When Marco Islander Bob Karas’ morning bicycle ride takes him past the nesting pair of bald eagles, he always makes a point of looking for them.
On Friday morning, though, his attention was drawn to a lump on the sidewalk below high power lines, he said.
“I said that can’t be an eagle, but unfortunately it was,” Karas said.
The fledgling, an eagle learning to fly, was one of two young eagles that islanders had been keeping an excited eye on as the birds began to learn to fly and hunt from their home base in an Australian pine tree along Tigertail Court.
The nest is on land, known as Tract K, that the Marco Eagle Sanctuary Foundation leases from the Collier County School District to protect the eagle nest. The foundation is in its second year of an eight-year lease.
“When you lose one, it’s like losing a child,” said the foundation’s Chairman Carl Way. “Everybody will be watching this one (remaining fledgling) much closer.” The parents of the fledgling are continuing to care for the remaining sibling.
Way surmised the bald eagle had flown into the power lines and fell immediately to the ground. The eaglet was seen flying over a canal toward the nest tree just minutes before Karas found it, according to a statement from the Foundation.
Volunteers placed the dead eagle into a crate and delivered it to the wildlife rehabilitation center at the Conservancy of Southwest Florida.
Clinic workers could not feel any broken bones on the eagle, which had blood in its mouth, wildlife rehabilitation specialist Jonee Miller said Friday afternoon.
The Conservancy reported the dead eagle to the U.S. Fish and Wildlife Service and the Florida Fish and Wildlife Conservation Commission and was awaiting further direction from the agencies late Friday afternoon.
The eagle could be sent to the Fish and Wildlife Service’s National Eagle Repository near Denver, which provides eagles for Native American religious ceremonies.
Bald eagles were taken off the federal list of endangered species in 2007 but still are protected under the Migratory Bird Treaty Act and the Bald and Golden Eagle Protection Act.
Fish and Wildlife Service law enforcement will investigate the eagle’s death and determine what should happen with the eagle, spokesman Ken Warren said.
Way said that about 40 percent of the fledglings do not survive the first year. That such an incident is not unusual.
The juvenile eagles, young adults, will come back to the nest. If the adult female and male eagle continues nesting the juveniles or young adults will not use the nest.

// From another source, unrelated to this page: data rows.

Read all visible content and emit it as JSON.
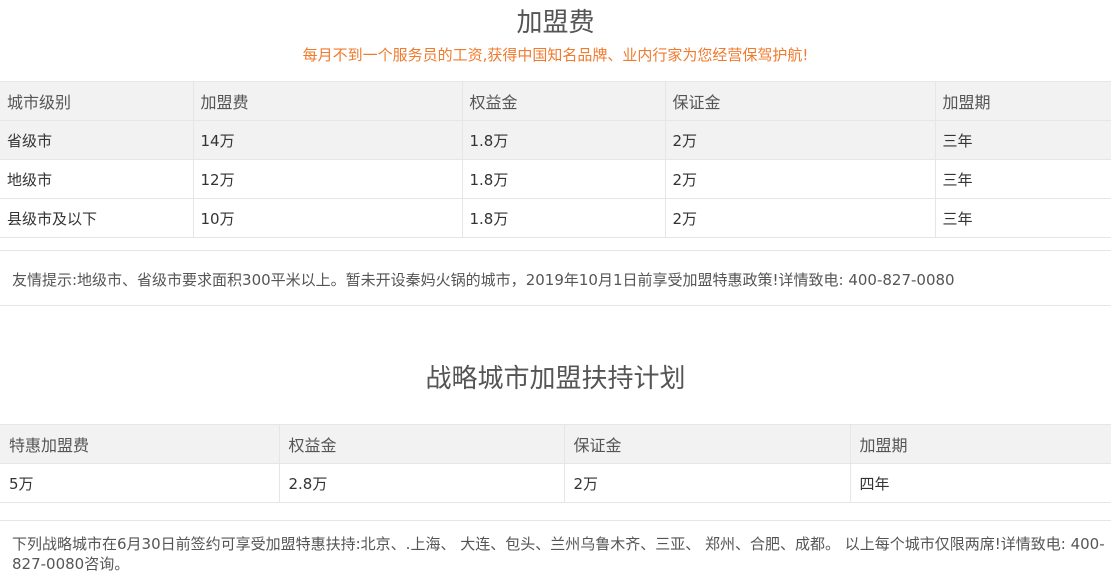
{
  "section1": {
    "title": "加盟费",
    "subtitle": "每月不到一个服务员的工资,获得中国知名品牌、业内行家为您经营保驾护航!",
    "headers": [
      "城市级别",
      "加盟费",
      "权益金",
      "保证金",
      "加盟期"
    ],
    "rows": [
      [
        "省级市",
        "14万",
        "1.8万",
        "2万",
        "三年"
      ],
      [
        "地级市",
        "12万",
        "1.8万",
        "2万",
        "三年"
      ],
      [
        "县级市及以下",
        "10万",
        "1.8万",
        "2万",
        "三年"
      ]
    ],
    "note": "友情提示:地级市、省级市要求面积300平米以上。暂未开设秦妈火锅的城市，2019年10月1日前享受加盟特惠政策!详情致电: 400-827-0080"
  },
  "section2": {
    "title": "战略城市加盟扶持计划",
    "headers": [
      "特惠加盟费",
      "权益金",
      "保证金",
      "加盟期"
    ],
    "rows": [
      [
        "5万",
        "2.8万",
        "2万",
        "四年"
      ]
    ],
    "note": "下列战略城市在6月30日前签约可享受加盟特惠扶持:北京、.上海、 大连、包头、兰州乌鲁木齐、三亚、 郑州、合肥、成都。 以上每个城市仅限两席!详情致电: 400-827-0080咨询。"
  }
}
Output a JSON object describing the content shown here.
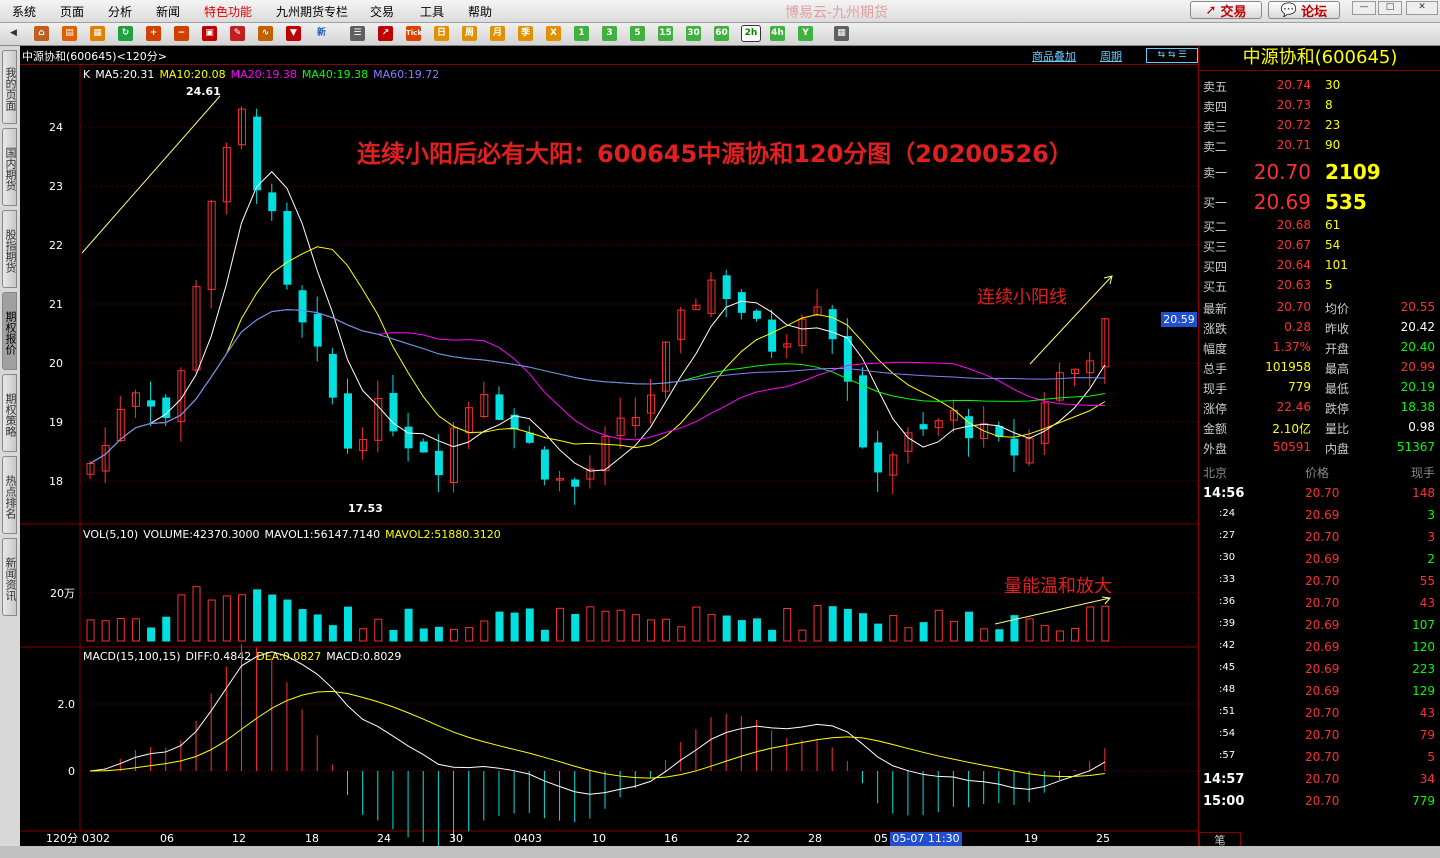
{
  "menu": [
    "系统",
    "页面",
    "分析",
    "新闻",
    "特色功能",
    "九州期货专栏",
    "交易",
    "工具",
    "帮助"
  ],
  "app_title": "博易云-九州期货",
  "buttons": {
    "trade": "交易",
    "forum": "论坛"
  },
  "toolbar_labels": {
    "tick": "Tick",
    "day": "日",
    "week": "周",
    "month": "月",
    "season": "季",
    "x": "X",
    "m1": "1",
    "m3": "3",
    "m5": "5",
    "m15": "15",
    "m30": "30",
    "m60": "60",
    "m120": "2h",
    "m240": "4h",
    "year": "Y"
  },
  "sidebar_tabs": [
    "我的页面",
    "国内期货",
    "股指期货",
    "期权报价",
    "期权策略",
    "热点排名",
    "新闻资讯"
  ],
  "chart": {
    "header": "中源协和(600645)<120分>",
    "overlay_link": "商品叠加",
    "period_link": "周期",
    "ma_legend": [
      {
        "text": "K",
        "color": "#ffffff"
      },
      {
        "text": "MA5:20.31",
        "color": "#ffffff"
      },
      {
        "text": "MA10:20.08",
        "color": "#ffff00"
      },
      {
        "text": "MA20:19.38",
        "color": "#ff00ff"
      },
      {
        "text": "MA40:19.38",
        "color": "#00ff00"
      },
      {
        "text": "MA60:19.72",
        "color": "#8080ff"
      }
    ],
    "price_labels": [
      "24",
      "23",
      "22",
      "21",
      "20",
      "19",
      "18"
    ],
    "high_mark": "24.61",
    "low_mark": "17.53",
    "current_price_tag": "20.59",
    "title_annotation": "连续小阳后必有大阳：600645中源协和120分图（20200526）",
    "small_yang_note": "连续小阳线",
    "vol_legend": [
      {
        "text": "VOL(5,10)",
        "color": "#ffffff"
      },
      {
        "text": "VOLUME:42370.3000",
        "color": "#ffffff"
      },
      {
        "text": "MAVOL1:56147.7140",
        "color": "#ffffff"
      },
      {
        "text": "MAVOL2:51880.3120",
        "color": "#ffff00"
      }
    ],
    "vol_label": "20万",
    "vol_note": "量能温和放大",
    "macd_legend": [
      {
        "text": "MACD(15,100,15)",
        "color": "#ffffff"
      },
      {
        "text": "DIFF:0.4842",
        "color": "#ffffff"
      },
      {
        "text": "DEA:0.0827",
        "color": "#ffff00"
      },
      {
        "text": "MACD:0.8029",
        "color": "#ffffff"
      }
    ],
    "macd_labels": [
      "2.0",
      "0"
    ],
    "x_period": "120分",
    "x_labels": [
      "0302",
      "06",
      "12",
      "18",
      "24",
      "30",
      "0403",
      "10",
      "16",
      "22",
      "28",
      "05",
      "19",
      "25"
    ],
    "cursor_time": "05-07 11:30"
  },
  "quote": {
    "title": "中源协和(600645)",
    "asks": [
      {
        "label": "卖五",
        "price": "20.74",
        "vol": "30"
      },
      {
        "label": "卖四",
        "price": "20.73",
        "vol": "8"
      },
      {
        "label": "卖三",
        "price": "20.72",
        "vol": "23"
      },
      {
        "label": "卖二",
        "price": "20.71",
        "vol": "90"
      }
    ],
    "ask1": {
      "label": "卖一",
      "price": "20.70",
      "vol": "2109"
    },
    "bid1": {
      "label": "买一",
      "price": "20.69",
      "vol": "535"
    },
    "bids": [
      {
        "label": "买二",
        "price": "20.68",
        "vol": "61"
      },
      {
        "label": "买三",
        "price": "20.67",
        "vol": "54"
      },
      {
        "label": "买四",
        "price": "20.64",
        "vol": "101"
      },
      {
        "label": "买五",
        "price": "20.63",
        "vol": "5"
      }
    ],
    "stats": [
      {
        "l1": "最新",
        "v1": "20.70",
        "c1": "#ff3030",
        "l2": "均价",
        "v2": "20.55",
        "c2": "#ff3030"
      },
      {
        "l1": "涨跌",
        "v1": "0.28",
        "c1": "#ff3030",
        "l2": "昨收",
        "v2": "20.42",
        "c2": "#ffffff"
      },
      {
        "l1": "幅度",
        "v1": "1.37%",
        "c1": "#ff3030",
        "l2": "开盘",
        "v2": "20.40",
        "c2": "#00ff00"
      },
      {
        "l1": "总手",
        "v1": "101958",
        "c1": "#ffff00",
        "l2": "最高",
        "v2": "20.99",
        "c2": "#ff3030"
      },
      {
        "l1": "现手",
        "v1": "779",
        "c1": "#ffff00",
        "l2": "最低",
        "v2": "20.19",
        "c2": "#00ff00"
      },
      {
        "l1": "涨停",
        "v1": "22.46",
        "c1": "#ff3030",
        "l2": "跌停",
        "v2": "18.38",
        "c2": "#00ff00"
      },
      {
        "l1": "金额",
        "v1": "2.10亿",
        "c1": "#ffff00",
        "l2": "量比",
        "v2": "0.98",
        "c2": "#ffffff"
      },
      {
        "l1": "外盘",
        "v1": "50591",
        "c1": "#ff3030",
        "l2": "内盘",
        "v2": "51367",
        "c2": "#00ff00"
      }
    ],
    "tick_header": {
      "time": "北京",
      "price": "价格",
      "vol": "现手"
    },
    "ticks": [
      {
        "time": "14:56",
        "price": "20.70",
        "vol": "148",
        "pc": "#ff3030",
        "vc": "#ff3030",
        "big": true
      },
      {
        "time": ":24",
        "price": "20.69",
        "vol": "3",
        "pc": "#ff3030",
        "vc": "#00ff00",
        "big": false
      },
      {
        "time": ":27",
        "price": "20.70",
        "vol": "3",
        "pc": "#ff3030",
        "vc": "#ff3030",
        "big": false
      },
      {
        "time": ":30",
        "price": "20.69",
        "vol": "2",
        "pc": "#ff3030",
        "vc": "#00ff00",
        "big": false
      },
      {
        "time": ":33",
        "price": "20.70",
        "vol": "55",
        "pc": "#ff3030",
        "vc": "#ff3030",
        "big": false
      },
      {
        "time": ":36",
        "price": "20.70",
        "vol": "43",
        "pc": "#ff3030",
        "vc": "#ff3030",
        "big": false
      },
      {
        "time": ":39",
        "price": "20.69",
        "vol": "107",
        "pc": "#ff3030",
        "vc": "#00ff00",
        "big": false
      },
      {
        "time": ":42",
        "price": "20.69",
        "vol": "120",
        "pc": "#ff3030",
        "vc": "#00ff00",
        "big": false
      },
      {
        "time": ":45",
        "price": "20.69",
        "vol": "223",
        "pc": "#ff3030",
        "vc": "#00ff00",
        "big": false
      },
      {
        "time": ":48",
        "price": "20.69",
        "vol": "129",
        "pc": "#ff3030",
        "vc": "#00ff00",
        "big": false
      },
      {
        "time": ":51",
        "price": "20.70",
        "vol": "43",
        "pc": "#ff3030",
        "vc": "#ff3030",
        "big": false
      },
      {
        "time": ":54",
        "price": "20.70",
        "vol": "79",
        "pc": "#ff3030",
        "vc": "#ff3030",
        "big": false
      },
      {
        "time": ":57",
        "price": "20.70",
        "vol": "5",
        "pc": "#ff3030",
        "vc": "#ff3030",
        "big": false
      },
      {
        "time": "14:57",
        "price": "20.70",
        "vol": "34",
        "pc": "#ff3030",
        "vc": "#ff3030",
        "big": true
      },
      {
        "time": "15:00",
        "price": "20.70",
        "vol": "779",
        "pc": "#ff3030",
        "vc": "#00ff00",
        "big": true
      }
    ],
    "footer_tab": "笔"
  }
}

The juvenile eagles will come back to what had been their nest if the adults vacate the nest.
He said the nest is protected for six years after the adults, who currently reside, vacate the nest. Then birds who were born there will often make it their home.
The Eagle Sanctuary provides educational information at the site. There are 50 members in the foundation. There have already been more than 1,00 visitors this year, Way said.
To support the foundation there will be a “Nest Fest” at Bistro Soleil at the Olde Marco Inn, beginning at 6:30 p.m. on April 19 on Marco Island.
There will be a Faux Feather Contest in honor of the bald eagles. Feather attire or accessories encouraged, but not required.
Dinner includes either a New York strip steak or Pork Wellington and cocktails (well drinks) at a happy hour prices. There also will be a 50-50 raffle.
Tickets, $55 each, can be purchased at the Marco Island Area Chamber of Commerce and Bistro Soleil, or by check payable to MESF, P.O. Box 983, Marco Island, FL 34146 and also be credit card on the foundation’s secure website, www.marcoeaglesanctuaryfoundation.org. For more information call 239-394-9285.
Writers Roger LaLonde and Bill Green contributed to the story.